Because so many communities in the U.S. are racially segregated, the college campus is often the most diverse setting a student has ever encountered, and that makes it the right place to address racism, she said.

For her, a commitment to diversity is “integral to the success of the university, and completely part of the mission of the university,” said Adam Sherman, director of policy analysis and assessment at the UW’s Evans School of Public Policy and Governance, who got to know Cauce while he was a student leader.

Cauce believes diversity creates excellence because people come up with better solutions when different perspectives are at the table.

Indeed, she says, one of the things that has kept her at the UW for 29 years is “the fact that it really is one of a handful of universities that really does access and excellence well … We put more of our own money into financial aid than any other institution in the state.”
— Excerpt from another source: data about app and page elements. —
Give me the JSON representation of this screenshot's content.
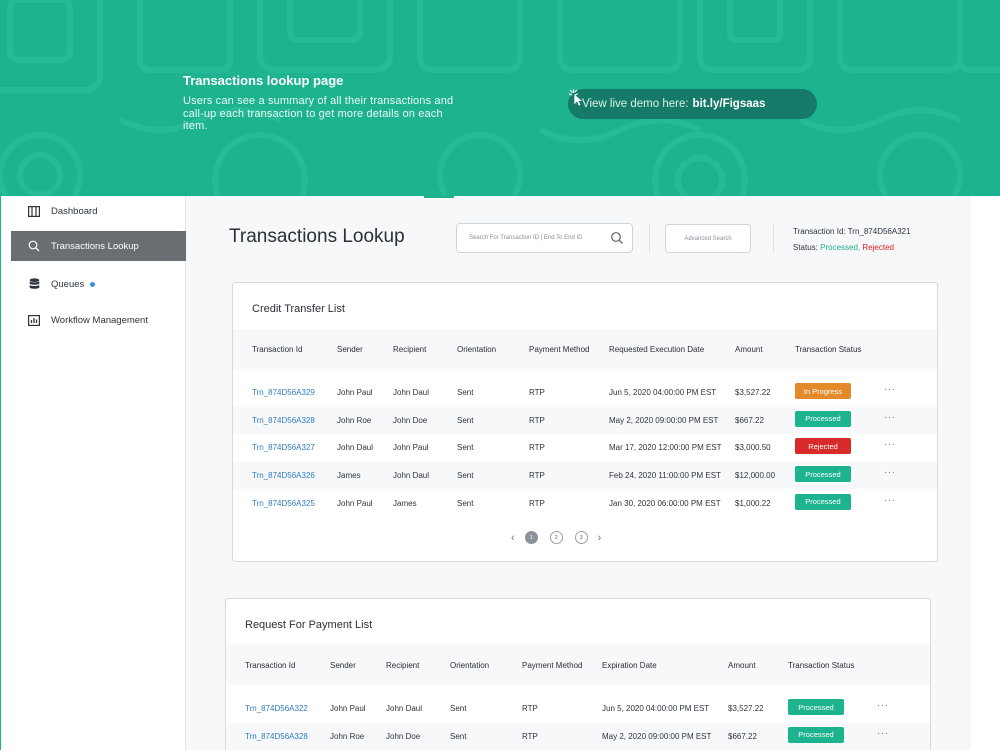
{
  "hero": {
    "title": "Transactions lookup page",
    "description": "Users can see a summary of all their transactions and call-up each transaction to get more details on each item.",
    "demo_label": "View live demo here:",
    "demo_link": "bit.ly/Figsaas"
  },
  "sidebar": {
    "items": [
      {
        "label": "Dashboard",
        "icon": "dashboard-icon"
      },
      {
        "label": "Transactions Lookup",
        "icon": "search-icon"
      },
      {
        "label": "Queues",
        "icon": "database-icon"
      },
      {
        "label": "Workflow Management",
        "icon": "chart-icon"
      }
    ]
  },
  "header": {
    "title": "Transactions Lookup",
    "search_placeholder": "Search For Transaction ID  |  End To End ID",
    "advanced_search": "Advanced Search",
    "txn_id_label": "Transaction Id: Trn_874D56A321",
    "status_label": "Status:",
    "status_processed": "Processed,",
    "status_rejected": "Rejected"
  },
  "credit_list": {
    "title": "Credit Transfer List",
    "columns": [
      "Transaction Id",
      "Sender",
      "Recipient",
      "Orientation",
      "Payment Method",
      "Requested Execution Date",
      "Amount",
      "Transaction Status"
    ],
    "rows": [
      {
        "id": "Trn_874D56A329",
        "sender": "John Paul",
        "recipient": "John Daul",
        "orientation": "Sent",
        "method": "RTP",
        "date": "Jun 5, 2020 04:00:00 PM EST",
        "amount": "$3,527.22",
        "status": "In Progress"
      },
      {
        "id": "Trn_874D56A328",
        "sender": "John Roe",
        "recipient": "John Doe",
        "orientation": "Sent",
        "method": "RTP",
        "date": "May 2, 2020 09:00:00 PM EST",
        "amount": "$667.22",
        "status": "Processed"
      },
      {
        "id": "Trn_874D56A327",
        "sender": "John Daul",
        "recipient": "John Paul",
        "orientation": "Sent",
        "method": "RTP",
        "date": "Mar 17, 2020 12:00:00 PM EST",
        "amount": "$3,000.50",
        "status": "Rejected"
      },
      {
        "id": "Trn_874D56A326",
        "sender": "James",
        "recipient": "John Daul",
        "orientation": "Sent",
        "method": "RTP",
        "date": "Feb 24, 2020 11:00:00 PM EST",
        "amount": "$12,000.00",
        "status": "Processed"
      },
      {
        "id": "Trn_874D56A325",
        "sender": "John Paul",
        "recipient": "James",
        "orientation": "Sent",
        "method": "RTP",
        "date": "Jan 30, 2020 06:00:00 PM EST",
        "amount": "$1,000.22",
        "status": "Processed"
      }
    ],
    "pages": [
      "1",
      "2",
      "3"
    ],
    "more": "···"
  },
  "rfp_list": {
    "title": "Request For Payment List",
    "columns": [
      "Transaction Id",
      "Sender",
      "Recipient",
      "Orientation",
      "Payment Method",
      "Expiration Date",
      "Amount",
      "Transaction Status"
    ],
    "rows": [
      {
        "id": "Trn_874D56A322",
        "sender": "John Paul",
        "recipient": "John Daul",
        "orientation": "Sent",
        "method": "RTP",
        "date": "Jun 5, 2020 04:00:00 PM EST",
        "amount": "$3,527.22",
        "status": "Processed"
      },
      {
        "id": "Trn_874D56A328",
        "sender": "John Roe",
        "recipient": "John Doe",
        "orientation": "Sent",
        "method": "RTP",
        "date": "May 2, 2020 09:00:00 PM EST",
        "amount": "$667.22",
        "status": "Processed"
      }
    ],
    "more": "···"
  },
  "colors": {
    "brand": "#1db38f",
    "in_progress": "#e38a2b",
    "processed": "#1db38f",
    "rejected": "#d92a2a",
    "link": "#2e7bbf"
  }
}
Changing the composition of the faculty is a particular interest of Cauce’s; as at most universities, the UW faculty is overwhelmingly white and male.

In the coming years, the baby-boom generation of professors will retire. Cauce sees a unique opportunity for the next president to work with hiring committees to change the mix.

Leaving her mark

Whether she becomes its permanent leader or not, Cauce seems determined to leave her mark.

In addition to launching the race and equity project she announced during her speech at Intellectual House, she is committed to providing more child care near campus.

Cauce and interim provost Jerry Baldasty also are restructuring the university’s administration to make it more efficient, a move that is sure to make some administrators unhappy.

Risky, to shake up the staff when you’re a temporary president and also candidate for the job? Perhaps.

The president’s job also requires different skills than the ones needed to run the university day-to-day, as Cauce has done as provost.

Asked how she would address the perception that the UW is arrogant, Cauce paused for a long time before giving her answer.

The fix, she says, will have to come by teaching people that the UW is “elite but not elitist” — that about a third of the UW’s in-state undergrads are first-generation students, for example.

“At the end of the day, it’s not changing who we are, it’s making the kinds of human contacts that make it clear who we are,” she said.

Can this most casual of women be a strong president of a major university? Lazowska, the computer-science professor, thinks she can.

The day after she was named interim president, Cauce gave a town hall address to the faculty, one that had been scheduled months in advance. She was still speaking as the provost, but she was soon to wear the mantle of president.

Here’s what Lazowska heard that day in February:

“Every bit of it was a president speaking. She flipped a switch. She was still genuine, she still spoke from experience, she still related to us, but, without being the least bit stuffy, she was 100 percent presidential.”